In Miami, Lucy met her former husband, whose eventual difficulties in Venezuela propelled her into her current career. When the government of Venezuela illegally seized the couple’s assets, bankruptcy loomed on the horizon and sent him into a spiraling depression, during which he seriously considered suicide. After two years of legal wrangling, Lucy came back to the U.S. and pulled out all the stops. “I hired a law firm and then a PR firm,” she says. “I made up a mock version of the Wall Street Journal with the headline, ‘American investor lambs being led to slaughter.’” She talked to the Council on Foreign Relations, the Senate Foreign Affairs Committee, and the Senate banking members. Finally, she tracked down the Venezuelan cabinet members at a meeting with the IMF in Detroit. She called each one of them, brandishing her phony copy of the Wall Street Journal and creating enough anxiety and political heat to get the assets released. The President of Venezuela personally cut the ribbon to reopen their seized factory.
Unfortunately, her partner’s pride could not stand the ease with which Lucy had accomplished the feat, which he himself had struggled over for years. Though the marriage didn’t last, Lucy’s newfound skills did. The idea for Diplomatic Resolutions was born.

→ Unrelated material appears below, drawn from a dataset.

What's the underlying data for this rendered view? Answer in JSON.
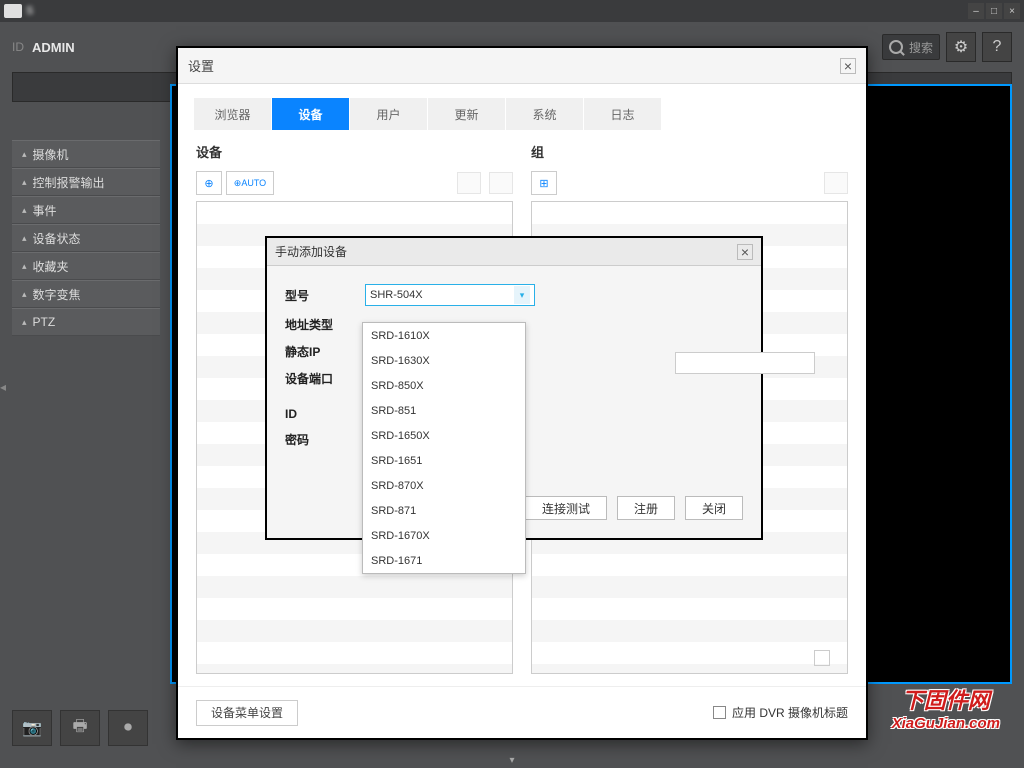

Lucy’s accomplishments over the career that followed are as vast as they are varied, and when asked which she is most proud of, she says, “I think it’s the whole tapestry. Yes, we could look at the World Bank project in China, or we could look at forever changing the face of Orangeburg, South Carolina, with the inland port that’s being developed. That’s all great, but where is it going? l like to think that I’ve been building these accomplishments, experiences, and networks to contribute toward some ultimate achievement, though I have no idea what it will be yet.” Her work, in other words, is greater than the sum of its individual projects. Lucy bas undertaken to effect major change by finding the problem that can most quickly and most comprehensively transform the face of a city, a state, and a nation.
The most important thing, says Lucy, is to create prosperity, and that is what she’d like young people to keep in mind as they enter the business world today. “These days, there’s a lot of confusion over what happened on Wall Street,” she acknowledges. “There’s a lot of confusion with what’s happening in the global economic arena, and within all that confusion, the message that seems to be getting lost is that it’s a good goal to try and create prosperity.” Lucy’s efforts to modernize central technologies in countries around the world have done just that, and she continues to keep her eye out for the next flywheel that only needs a push.